A Texas landowner recently came across a gray and black rattlesnake curled up on a tree and quickly realized there’s “something a little different” about it, according to wildlife officials.
There’s no shortage of rattlesnakes in Texas, but few people ever encounter the ornate black-tailed rattlesnake, an official with the Kerr & Mason Mountain Wildlife Management areas said in a Sept. 15 Facebook post. The snake was spotted close to the town of Hunt, in Kerr County, the post said.
“I don’t believe I have ever seen one in this area or heard of anyone else that had,” the official said.
The ornate black-tailed rattlesnake, also known as the eastern black-tailed rattlesnake, can be found across much of Mexico, most of Nevada and a large portion of New Mexico, according to officials.
But their range can also extend into Texas, their territory like an arm reaching from El Paso to central Texas, a map shows. And within that arm, sightings are much more rare than elsewhere, according to data on iNaturalist.
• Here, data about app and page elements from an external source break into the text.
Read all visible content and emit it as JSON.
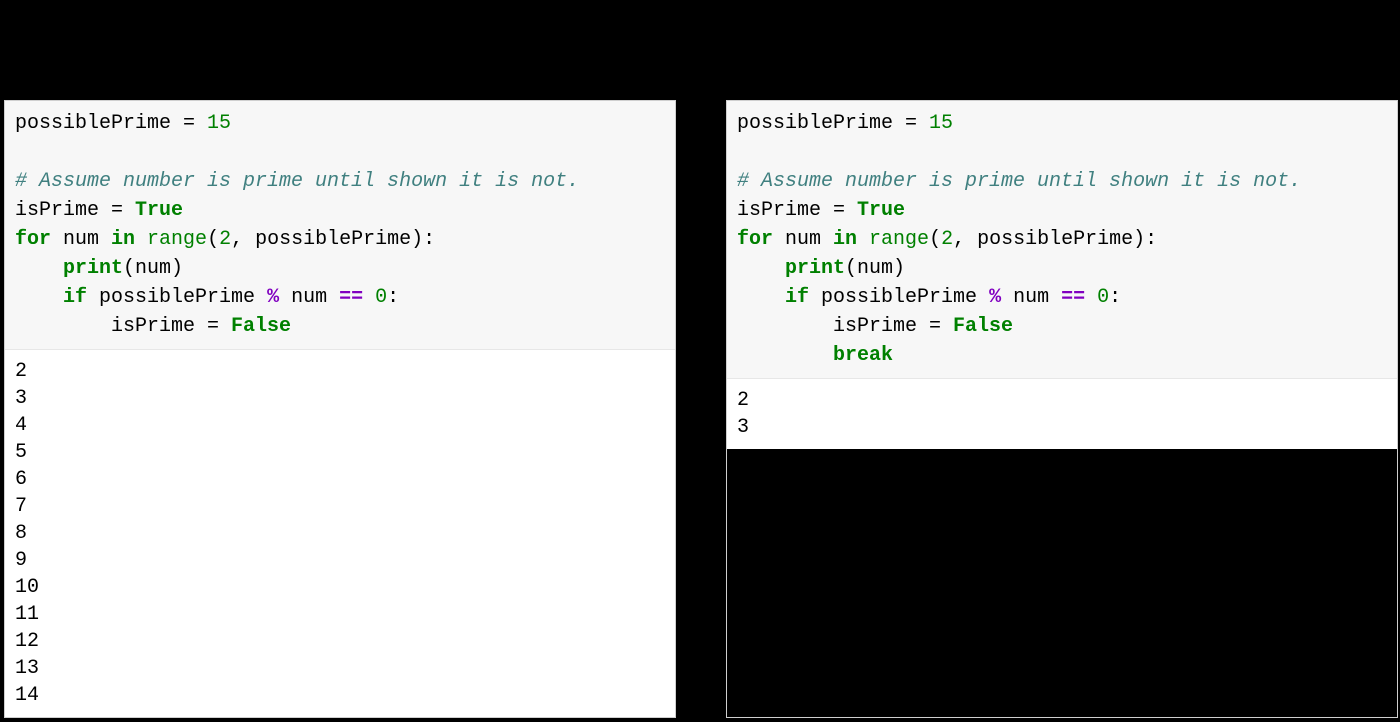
{
  "left": {
    "code": {
      "l1_var": "possiblePrime",
      "l1_eq": " = ",
      "l1_num": "15",
      "l3_comment": "# Assume number is prime until shown it is not.",
      "l4_var": "isPrime",
      "l4_eq": " = ",
      "l4_bool": "True",
      "l5_for": "for",
      "l5_num": " num ",
      "l5_in": "in",
      "l5_range": " range",
      "l5_open": "(",
      "l5_two": "2",
      "l5_comma": ", possiblePrime):",
      "l6_indent": "    ",
      "l6_print": "print",
      "l6_open": "(num)",
      "l7_indent": "    ",
      "l7_if": "if",
      "l7_possiblePrime": " possiblePrime ",
      "l7_mod": "%",
      "l7_num": " num ",
      "l7_eq": "==",
      "l7_zero": " 0",
      "l7_colon": ":",
      "l8_indent": "        isPrime ",
      "l8_eq": "= ",
      "l8_false": "False"
    },
    "output": "2\n3\n4\n5\n6\n7\n8\n9\n10\n11\n12\n13\n14"
  },
  "right": {
    "code": {
      "l1_var": "possiblePrime",
      "l1_eq": " = ",
      "l1_num": "15",
      "l3_comment": "# Assume number is prime until shown it is not.",
      "l4_var": "isPrime",
      "l4_eq": " = ",
      "l4_bool": "True",
      "l5_for": "for",
      "l5_num": " num ",
      "l5_in": "in",
      "l5_range": " range",
      "l5_open": "(",
      "l5_two": "2",
      "l5_comma": ", possiblePrime):",
      "l6_indent": "    ",
      "l6_print": "print",
      "l6_open": "(num)",
      "l7_indent": "    ",
      "l7_if": "if",
      "l7_possiblePrime": " possiblePrime ",
      "l7_mod": "%",
      "l7_num": " num ",
      "l7_eq": "==",
      "l7_zero": " 0",
      "l7_colon": ":",
      "l8_indent": "        isPrime ",
      "l8_eq": "= ",
      "l8_false": "False",
      "l9_indent": "        ",
      "l9_break": "break"
    },
    "output": "2\n3"
  }
}
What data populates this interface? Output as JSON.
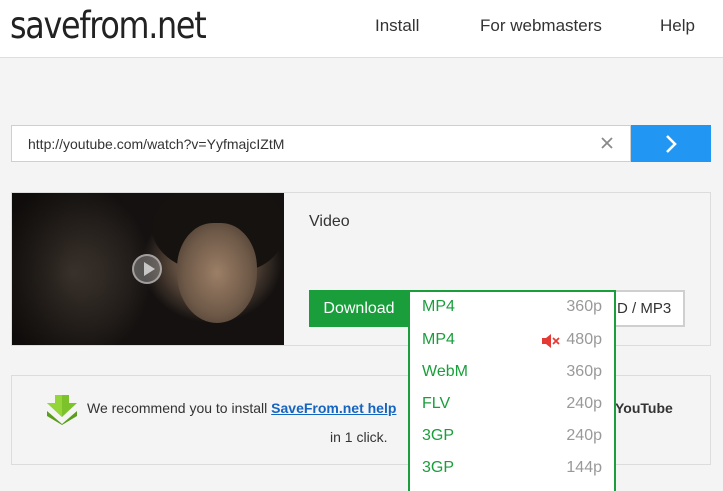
{
  "header": {
    "logo": "savefrom.net",
    "nav": [
      {
        "label": "Install"
      },
      {
        "label": "For webmasters"
      },
      {
        "label": "Help"
      }
    ]
  },
  "search": {
    "url_value": "http://youtube.com/watch?v=YyfmajcIZtM"
  },
  "result": {
    "title": "Video",
    "download_label": "Download",
    "hd_label": "D / MP3"
  },
  "formats": [
    {
      "format": "MP4",
      "resolution": "360p",
      "muted": false
    },
    {
      "format": "MP4",
      "resolution": "480p",
      "muted": true
    },
    {
      "format": "WebM",
      "resolution": "360p",
      "muted": false
    },
    {
      "format": "FLV",
      "resolution": "240p",
      "muted": false
    },
    {
      "format": "3GP",
      "resolution": "240p",
      "muted": false
    },
    {
      "format": "3GP",
      "resolution": "144p",
      "muted": false
    }
  ],
  "recommend": {
    "text": "We recommend you to install",
    "link": "SaveFrom.net help",
    "youtube": "YouTube",
    "line2": "in 1 click."
  },
  "colors": {
    "accent_blue": "#2196f3",
    "accent_green": "#1a9e3c",
    "mute_red": "#e53935"
  }
}
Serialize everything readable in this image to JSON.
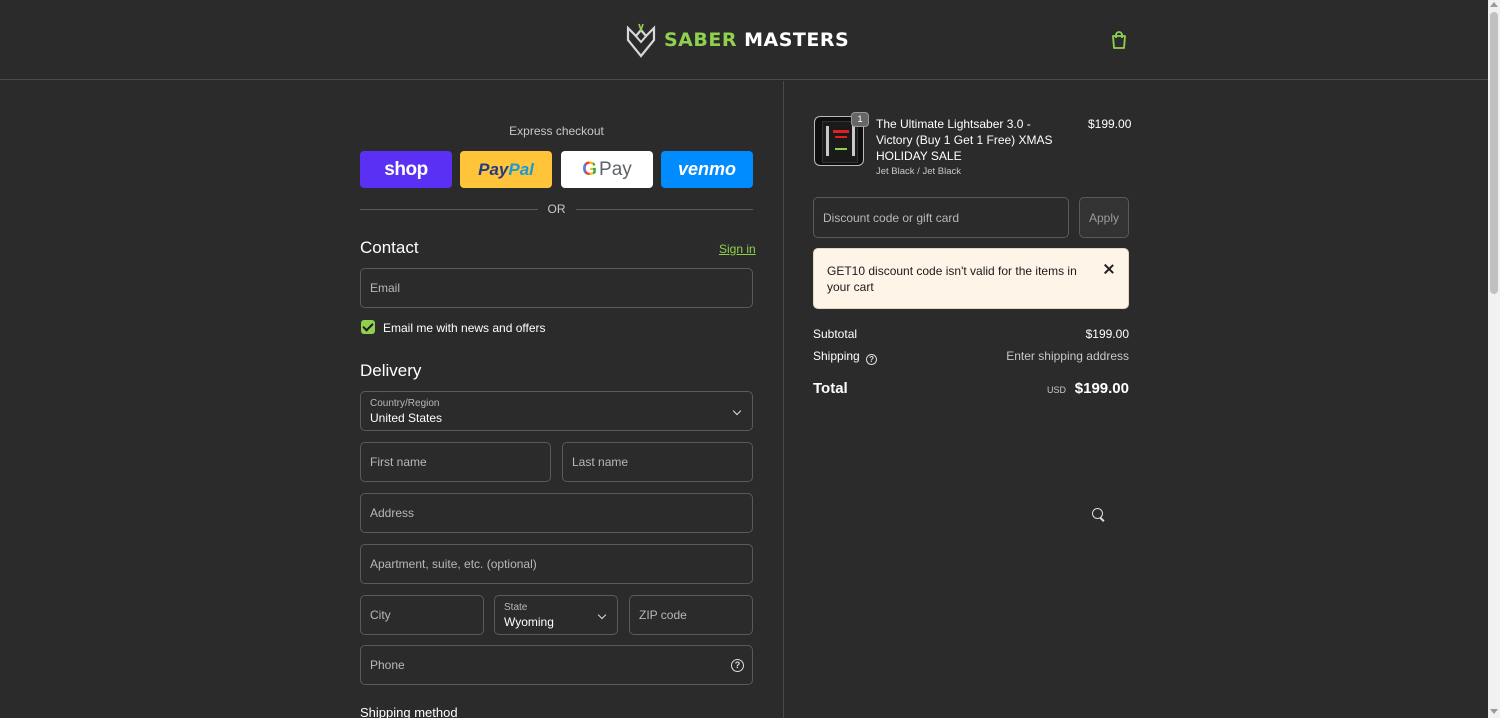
{
  "header": {
    "brand_part1": "SABER",
    "brand_part2": "MASTERS",
    "cart_icon": "shopping-bag-icon"
  },
  "express": {
    "title": "Express checkout",
    "shop_label": "shop",
    "paypal_label_1": "Pay",
    "paypal_label_2": "Pal",
    "gpay_label_g": "G",
    "gpay_label_pay": "Pay",
    "venmo_label": "venmo",
    "or": "OR"
  },
  "contact": {
    "title": "Contact",
    "signin": "Sign in",
    "email_placeholder": "Email",
    "newsletter_label": "Email me with news and offers",
    "newsletter_checked": true
  },
  "delivery": {
    "title": "Delivery",
    "country_label": "Country/Region",
    "country_value": "United States",
    "first_name_placeholder": "First name",
    "last_name_placeholder": "Last name",
    "address_placeholder": "Address",
    "apartment_placeholder": "Apartment, suite, etc. (optional)",
    "city_placeholder": "City",
    "state_label": "State",
    "state_value": "Wyoming",
    "zip_placeholder": "ZIP code",
    "phone_placeholder": "Phone",
    "shipping_method_title": "Shipping method"
  },
  "order": {
    "quantity": "1",
    "product_name": "The Ultimate Lightsaber 3.0 - Victory (Buy 1 Get 1 Free) XMAS HOLIDAY SALE",
    "variant": "Jet Black / Jet Black",
    "price": "$199.00",
    "discount_placeholder": "Discount code or gift card",
    "apply_label": "Apply",
    "alert_text": "GET10 discount code isn't valid for the items in your cart",
    "subtotal_label": "Subtotal",
    "subtotal_value": "$199.00",
    "shipping_label": "Shipping",
    "shipping_value": "Enter shipping address",
    "total_label": "Total",
    "currency": "USD",
    "total_value": "$199.00"
  },
  "colors": {
    "background": "#2b2b2b",
    "accent_green": "#8fd14f",
    "shop_purple": "#5a31f4",
    "paypal_yellow": "#ffc439",
    "venmo_blue": "#008cff",
    "alert_bg": "#fff4e8"
  }
}
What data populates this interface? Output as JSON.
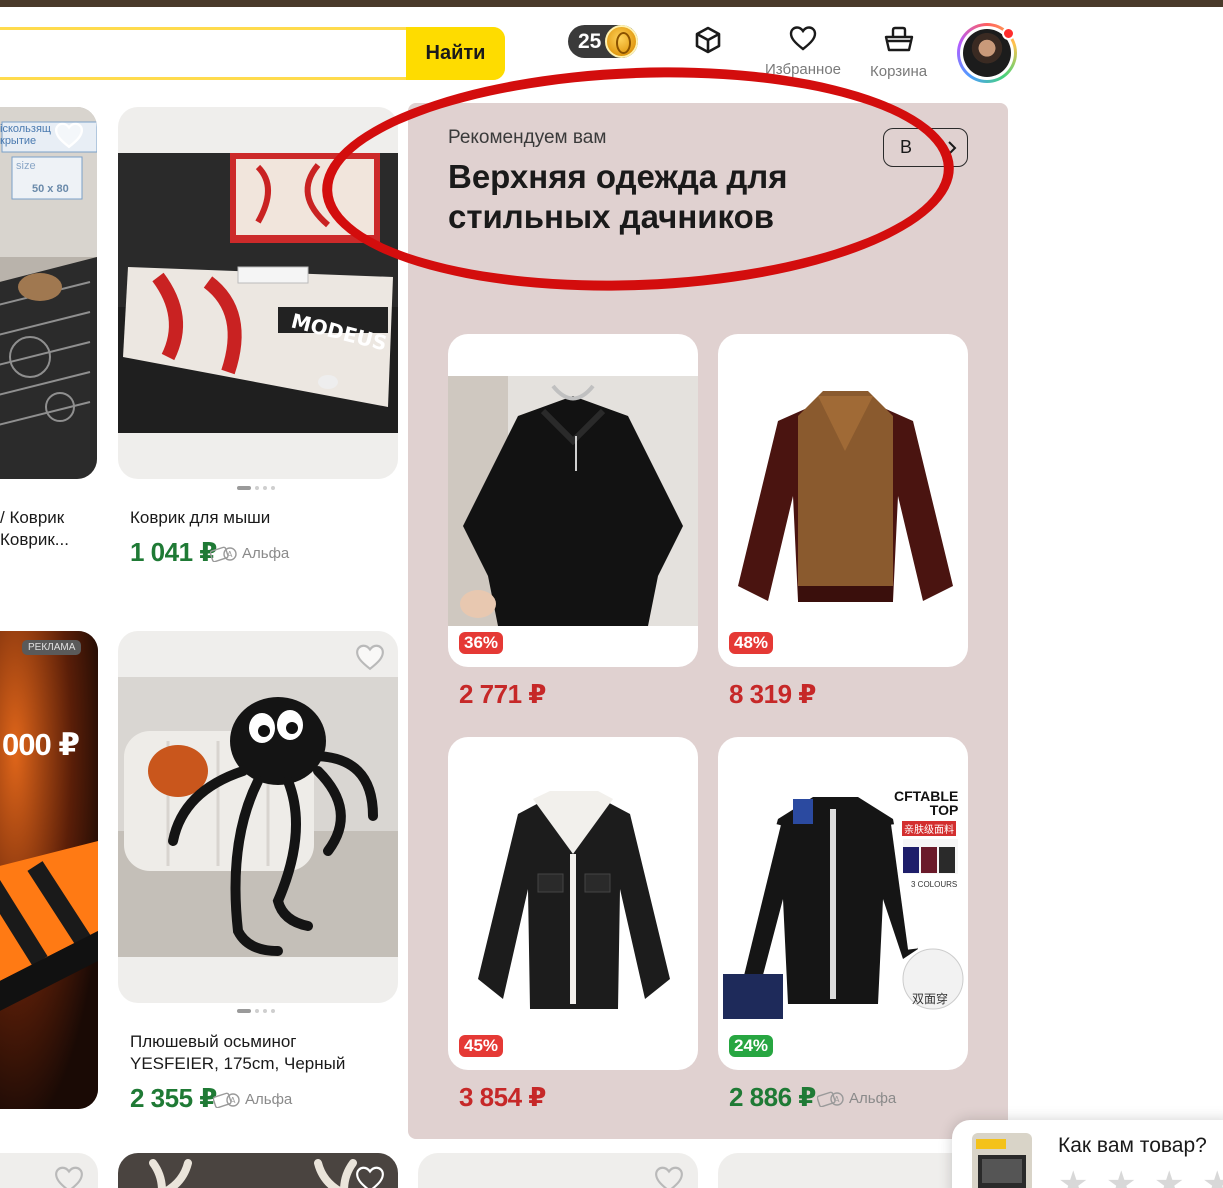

An ornate black-tail sighting near Jonestown in 2019 made headlines, as it was the first time the snake species had been seen in Travis County since 1953, KVUE reported at the time.
Compared to the common western diamondback rattlesnake, the ornate black-tail has a more gentle disposition, officials say, though it would still be foolish to go near one.
“This snake is considered one of the more docile of the rattlesnakes and reported to have less toxic venom relative to the diamondback,” the post said. “Just when you think you have seen just about every animal in your region, you still can get some surprises.”
The town of Hunt is roughly 115 miles west of Austin.